- TO DO:
What lines in the records include the string "time"? Return each one.

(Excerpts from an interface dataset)

• • • •

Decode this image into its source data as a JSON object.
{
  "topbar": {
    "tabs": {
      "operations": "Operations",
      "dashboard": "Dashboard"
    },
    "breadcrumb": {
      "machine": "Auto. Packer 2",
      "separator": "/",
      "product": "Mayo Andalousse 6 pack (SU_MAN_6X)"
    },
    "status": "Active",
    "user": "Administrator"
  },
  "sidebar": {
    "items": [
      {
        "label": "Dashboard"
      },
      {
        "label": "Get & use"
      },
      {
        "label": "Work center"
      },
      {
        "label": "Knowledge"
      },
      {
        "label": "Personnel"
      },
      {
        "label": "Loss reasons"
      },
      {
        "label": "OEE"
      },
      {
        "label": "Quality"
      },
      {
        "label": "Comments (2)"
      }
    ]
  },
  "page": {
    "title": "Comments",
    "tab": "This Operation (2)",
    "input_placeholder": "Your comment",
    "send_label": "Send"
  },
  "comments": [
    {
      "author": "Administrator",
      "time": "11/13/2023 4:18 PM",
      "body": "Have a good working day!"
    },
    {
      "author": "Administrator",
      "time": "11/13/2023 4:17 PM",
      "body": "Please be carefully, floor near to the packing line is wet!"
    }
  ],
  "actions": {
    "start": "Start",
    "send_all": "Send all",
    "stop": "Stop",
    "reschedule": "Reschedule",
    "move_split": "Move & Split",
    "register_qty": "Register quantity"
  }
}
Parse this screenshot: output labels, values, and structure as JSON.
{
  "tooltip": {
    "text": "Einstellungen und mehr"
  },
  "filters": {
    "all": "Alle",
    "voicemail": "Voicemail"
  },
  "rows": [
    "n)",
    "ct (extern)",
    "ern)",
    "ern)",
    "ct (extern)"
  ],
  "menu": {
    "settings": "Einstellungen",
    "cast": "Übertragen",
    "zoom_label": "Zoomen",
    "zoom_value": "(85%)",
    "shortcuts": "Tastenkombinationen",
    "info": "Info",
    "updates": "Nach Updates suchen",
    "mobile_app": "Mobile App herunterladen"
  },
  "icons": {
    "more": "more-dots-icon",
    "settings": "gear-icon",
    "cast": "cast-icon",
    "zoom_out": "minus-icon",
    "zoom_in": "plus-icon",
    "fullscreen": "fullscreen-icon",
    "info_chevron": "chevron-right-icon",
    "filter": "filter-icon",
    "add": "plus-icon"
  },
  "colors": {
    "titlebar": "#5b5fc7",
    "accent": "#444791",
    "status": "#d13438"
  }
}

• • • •

- SOLUTION TO THE PROBLEM:
      "time": "11/13/2023 4:18 PM",
      "time": "11/13/2023 4:17 PM",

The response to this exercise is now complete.